Prompt>
Each line of the material beneath should be duplicated exactly.

The data>
%%
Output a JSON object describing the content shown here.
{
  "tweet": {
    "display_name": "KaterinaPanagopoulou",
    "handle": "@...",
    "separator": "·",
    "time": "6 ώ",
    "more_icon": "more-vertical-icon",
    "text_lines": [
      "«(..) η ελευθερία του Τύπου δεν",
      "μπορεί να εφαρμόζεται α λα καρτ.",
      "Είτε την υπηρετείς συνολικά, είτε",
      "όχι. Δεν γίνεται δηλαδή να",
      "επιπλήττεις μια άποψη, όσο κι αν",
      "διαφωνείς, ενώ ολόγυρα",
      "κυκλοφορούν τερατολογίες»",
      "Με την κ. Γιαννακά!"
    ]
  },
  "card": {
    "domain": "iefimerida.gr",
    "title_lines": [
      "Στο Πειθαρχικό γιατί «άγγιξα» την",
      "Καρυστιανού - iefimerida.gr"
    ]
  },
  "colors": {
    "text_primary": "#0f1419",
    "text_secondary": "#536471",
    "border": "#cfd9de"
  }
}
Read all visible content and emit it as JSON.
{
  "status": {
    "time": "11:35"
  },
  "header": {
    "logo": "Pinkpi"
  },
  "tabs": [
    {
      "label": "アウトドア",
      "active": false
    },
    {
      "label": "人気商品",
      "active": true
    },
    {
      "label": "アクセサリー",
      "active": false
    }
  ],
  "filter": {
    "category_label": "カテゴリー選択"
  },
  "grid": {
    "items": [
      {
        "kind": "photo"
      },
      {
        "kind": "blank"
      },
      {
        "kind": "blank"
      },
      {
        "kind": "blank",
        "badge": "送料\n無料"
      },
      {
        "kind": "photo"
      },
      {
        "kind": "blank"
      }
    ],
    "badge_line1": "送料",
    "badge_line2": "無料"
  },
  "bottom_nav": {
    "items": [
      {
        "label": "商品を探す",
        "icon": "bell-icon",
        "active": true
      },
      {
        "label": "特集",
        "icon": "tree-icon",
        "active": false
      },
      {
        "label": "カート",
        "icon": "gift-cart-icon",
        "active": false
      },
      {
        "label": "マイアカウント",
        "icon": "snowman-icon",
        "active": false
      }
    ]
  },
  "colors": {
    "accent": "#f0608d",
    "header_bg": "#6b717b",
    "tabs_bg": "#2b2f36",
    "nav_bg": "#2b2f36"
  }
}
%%
Exercise answer>
Output a JSON object describing the content shown here.
{
  "tweet": {
    "display_name": "KaterinaPanagopoulou",
    "handle": "@...",
    "separator": "·",
    "time": "6 ώ",
    "more_icon": "more-vertical-icon",
    "text_lines": [
      "«(..) η ελευθερία του Τύπου δεν",
      "μπορεί να εφαρμόζεται α λα καρτ.",
      "Είτε την υπηρετείς συνολικά, είτε",
      "όχι. Δεν γίνεται δηλαδή να",
      "επιπλήττεις μια άποψη, όσο κι αν",
      "διαφωνείς, ενώ ολόγυρα",
      "κυκλοφορούν τερατολογίες»",
      "Με την κ. Γιαννακά!"
    ]
  },
  "card": {
    "domain": "iefimerida.gr",
    "title_lines": [
      "Στο Πειθαρχικό γιατί «άγγιξα» την",
      "Καρυστιανού - iefimerida.gr"
    ]
  },
  "colors": {
    "text_primary": "#0f1419",
    "text_secondary": "#536471",
    "border": "#cfd9de"
  }
}
Read all visible content and emit it as JSON.
{
  "status": {
    "time": "11:35"
  },
  "header": {
    "logo": "Pinkpi"
  },
  "tabs": [
    {
      "label": "アウトドア",
      "active": false
    },
    {
      "label": "人気商品",
      "active": true
    },
    {
      "label": "アクセサリー",
      "active": false
    }
  ],
  "filter": {
    "category_label": "カテゴリー選択"
  },
  "grid": {
    "items": [
      {
        "kind": "photo"
      },
      {
        "kind": "blank"
      },
      {
        "kind": "blank"
      },
      {
        "kind": "blank",
        "badge": "送料\n無料"
      },
      {
        "kind": "photo"
      },
      {
        "kind": "blank"
      }
    ],
    "badge_line1": "送料",
    "badge_line2": "無料"
  },
  "bottom_nav": {
    "items": [
      {
        "label": "商品を探す",
        "icon": "bell-icon",
        "active": true
      },
      {
        "label": "特集",
        "icon": "tree-icon",
        "active": false
      },
      {
        "label": "カート",
        "icon": "gift-cart-icon",
        "active": false
      },
      {
        "label": "マイアカウント",
        "icon": "snowman-icon",
        "active": false
      }
    ]
  },
  "colors": {
    "accent": "#f0608d",
    "header_bg": "#6b717b",
    "tabs_bg": "#2b2f36",
    "nav_bg": "#2b2f36"
  }
}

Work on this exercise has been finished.